Ray Johnson. Untitled (undated binder 1, 2L), undated. Gift of the William S. Wilson Collection of Ray Johnson. © Ray Johnson Estate Credit: Courtesy the Art Institute of Chicago

Cocurator Caitlin Haskell writes in the excellent catalog that accompanies the exhibition, “Double-speak, paradox, and self-contradiction were just a few of Johnson’s strategies for directing attention away from himself, allowing his name to circulate like a rumor.” Johnson’s primary activity was sending letters and art through the mail. Unlike most visual art, his creations had a specific and particular audience; a “to” and a “from.” He’s said to have sent upwards of 200 pieces of mail a day. Such an extreme compulsion belies a desperate need to communicate and connect, but it’s coupled with an equally insistent desire to remain hidden. As Henry Martin (one of Johnson’s correspondents) noted in an audio interview on the Art Institute website, “Everybody’s Ray Johnson is a different Ray Johnson.” 

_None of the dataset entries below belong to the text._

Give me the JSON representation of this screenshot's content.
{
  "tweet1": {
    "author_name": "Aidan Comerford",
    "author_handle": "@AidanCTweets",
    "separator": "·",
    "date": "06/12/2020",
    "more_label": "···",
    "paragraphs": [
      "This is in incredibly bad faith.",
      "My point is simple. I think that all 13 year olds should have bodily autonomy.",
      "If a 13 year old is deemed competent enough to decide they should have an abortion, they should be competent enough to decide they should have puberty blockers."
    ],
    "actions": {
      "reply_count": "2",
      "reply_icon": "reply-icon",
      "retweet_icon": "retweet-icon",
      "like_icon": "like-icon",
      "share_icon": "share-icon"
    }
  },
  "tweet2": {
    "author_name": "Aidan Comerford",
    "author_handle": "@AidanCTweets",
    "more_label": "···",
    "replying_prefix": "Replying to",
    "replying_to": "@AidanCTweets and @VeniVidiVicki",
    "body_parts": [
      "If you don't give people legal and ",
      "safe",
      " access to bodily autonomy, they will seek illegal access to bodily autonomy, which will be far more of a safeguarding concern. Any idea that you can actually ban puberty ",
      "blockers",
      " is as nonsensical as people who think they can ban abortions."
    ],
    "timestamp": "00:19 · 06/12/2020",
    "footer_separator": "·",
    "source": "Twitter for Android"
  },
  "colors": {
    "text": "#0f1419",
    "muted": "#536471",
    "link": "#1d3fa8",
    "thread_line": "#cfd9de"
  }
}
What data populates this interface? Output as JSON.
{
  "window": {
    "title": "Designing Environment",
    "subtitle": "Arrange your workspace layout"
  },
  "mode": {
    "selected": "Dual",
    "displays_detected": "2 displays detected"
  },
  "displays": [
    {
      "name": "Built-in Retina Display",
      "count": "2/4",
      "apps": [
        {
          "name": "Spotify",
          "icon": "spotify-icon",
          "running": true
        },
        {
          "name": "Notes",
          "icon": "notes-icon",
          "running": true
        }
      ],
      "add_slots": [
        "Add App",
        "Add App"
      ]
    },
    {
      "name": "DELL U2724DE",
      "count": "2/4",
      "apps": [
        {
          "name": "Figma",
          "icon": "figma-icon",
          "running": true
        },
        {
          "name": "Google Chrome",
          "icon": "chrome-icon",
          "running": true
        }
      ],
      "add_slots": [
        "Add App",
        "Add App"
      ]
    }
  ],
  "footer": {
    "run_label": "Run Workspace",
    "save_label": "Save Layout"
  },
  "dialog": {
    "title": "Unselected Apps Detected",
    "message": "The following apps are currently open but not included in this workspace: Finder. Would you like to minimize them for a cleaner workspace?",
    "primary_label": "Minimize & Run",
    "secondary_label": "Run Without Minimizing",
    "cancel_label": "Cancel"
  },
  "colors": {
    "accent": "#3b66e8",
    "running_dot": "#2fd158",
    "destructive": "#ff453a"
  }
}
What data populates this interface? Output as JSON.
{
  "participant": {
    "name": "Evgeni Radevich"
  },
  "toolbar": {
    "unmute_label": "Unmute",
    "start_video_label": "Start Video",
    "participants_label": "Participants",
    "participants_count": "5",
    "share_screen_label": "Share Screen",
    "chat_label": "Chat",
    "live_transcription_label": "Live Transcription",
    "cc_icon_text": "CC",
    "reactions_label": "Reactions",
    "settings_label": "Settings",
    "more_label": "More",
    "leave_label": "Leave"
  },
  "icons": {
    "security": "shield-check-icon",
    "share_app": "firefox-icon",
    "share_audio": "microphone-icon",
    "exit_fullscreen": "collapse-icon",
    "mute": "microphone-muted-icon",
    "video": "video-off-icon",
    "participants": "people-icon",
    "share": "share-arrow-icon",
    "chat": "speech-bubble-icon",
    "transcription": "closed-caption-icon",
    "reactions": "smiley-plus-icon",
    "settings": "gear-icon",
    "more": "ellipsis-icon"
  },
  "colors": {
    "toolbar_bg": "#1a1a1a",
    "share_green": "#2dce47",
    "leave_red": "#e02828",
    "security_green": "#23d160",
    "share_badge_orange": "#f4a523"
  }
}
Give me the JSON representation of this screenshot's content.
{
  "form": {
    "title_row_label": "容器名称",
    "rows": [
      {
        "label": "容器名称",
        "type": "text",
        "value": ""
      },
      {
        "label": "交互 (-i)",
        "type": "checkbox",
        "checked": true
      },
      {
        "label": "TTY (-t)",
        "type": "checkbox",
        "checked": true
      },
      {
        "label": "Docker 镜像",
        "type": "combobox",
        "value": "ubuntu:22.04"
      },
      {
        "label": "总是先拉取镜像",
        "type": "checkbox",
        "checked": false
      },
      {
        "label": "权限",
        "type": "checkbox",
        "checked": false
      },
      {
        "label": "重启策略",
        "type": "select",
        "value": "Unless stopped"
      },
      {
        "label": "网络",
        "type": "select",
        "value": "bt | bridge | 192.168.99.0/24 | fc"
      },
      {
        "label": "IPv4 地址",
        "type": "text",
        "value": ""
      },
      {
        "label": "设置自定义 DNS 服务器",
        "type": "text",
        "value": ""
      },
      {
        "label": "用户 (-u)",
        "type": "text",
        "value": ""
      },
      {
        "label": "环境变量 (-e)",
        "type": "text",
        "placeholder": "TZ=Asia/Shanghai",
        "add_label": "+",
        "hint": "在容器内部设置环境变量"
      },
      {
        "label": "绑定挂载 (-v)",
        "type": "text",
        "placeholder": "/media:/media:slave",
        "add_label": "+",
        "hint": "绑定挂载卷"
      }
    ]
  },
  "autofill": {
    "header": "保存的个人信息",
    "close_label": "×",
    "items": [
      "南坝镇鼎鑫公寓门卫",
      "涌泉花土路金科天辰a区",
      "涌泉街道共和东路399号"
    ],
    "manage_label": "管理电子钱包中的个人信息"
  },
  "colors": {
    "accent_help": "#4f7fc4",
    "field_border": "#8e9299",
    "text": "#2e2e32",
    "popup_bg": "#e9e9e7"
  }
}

“Ray Johnson c/o”
Through 3/21: Thu-Mon 11 AM-5 PM, The Art Institute of Chicago, 111 S. Michigan, 312-443-3600, artic.edu, general admission $14-$35 (see website for free days, discounts, and a breakdown of admission fees)

Johnson’s fondness for clashing, playful typography recalls the work of Saul Steinberg—an illustrator and artist who made a career of visual wordplay and liked to call himself a writer who draws, which isn’t a bad description of Johnson’s enterprise as well. His reworking of pop icons like Elvis Presley anticipates pop art. He beat Warhol to that punch. Yet Johnson stubbornly refused to be pegged to any one impulse, philosophy, or movement. In this, he comes off as utterly contemporary. Confronted with a nonstop glut of information—be it printed paper for him, pixels and data for us—sometimes the only viable coping mechanism is to jumble things up and spit them back out as absurdist poetry. What every scrap of painted cardboard, defaced newsprint, and flamboyantly addressed envelope on show relates is a sincere desire to make sense of the profoundly senseless. Johnson took it all in and responded the only way he knew how. 

Ray Johnson. Untitled (65 10 05), 1965. Gift of the William S. Wilson Collection of Ray Johnson. Credit: Courtesy the Art Institute of Chicago

My favorite part of the show might be a set of moticos displayed in the middle of the first gallery. Shown on a platform and protected by plexiglass, this grouping of little cardboard constructions is not unlike an old-fashioned city diorama. Each individual piece was once mailed to a particular person, but has now come to rest among its cohort for a time to sing in polyphony to passersby.

Every artist needs a collector and archivist in order not to be lost to time, and in this aspect Johnson hit the jackpot with William Wilson. Wilson, along with a few assistants and friends, saved and organized every piece Johnson sent him. In this way, he, along with everyone else who ever got something from the artist, became his collaborator. Comprising 173 three-ring binders and around 100 framed pieces, Wilson’s archive was acquired by the Art Institute in 2018. This show and catalog is but the start of a project to study and understand one of the more unique talents of the 20th century. There is some irony of course in the idea of a cultural institution dedicated by definition to the preservation of timeless masterworks taking on an artist whose modus operandi revolved around ephemera and impermanence. Johnson wasn’t at all sure his work should ever be framed or displayed. To him, this killed off the possibility of its morphing further into yet-unknown states.

Ray Johnson. Rimbaud, 1957–60 Promised gift of The William S. Wilson Collection of Ray Johnson. © Ray Johnson Estate Credit: Courtesy the Art Institute of Chicago

When our plague lockdown began nearly two years ago, I was forced to pivot my mode of art-making inward. Rather than drawing people on the bus or playing music in small clubs, I began to dig through old sketchbooks, homework assignments, letters, and other flotsam for inspiration and points of departure. I inadvertently stumbled into an intuitive mode of collage-making that I now know jibes with Johnson’s efforts from decades back. It’s like having a talk with an old friend I’ve never met.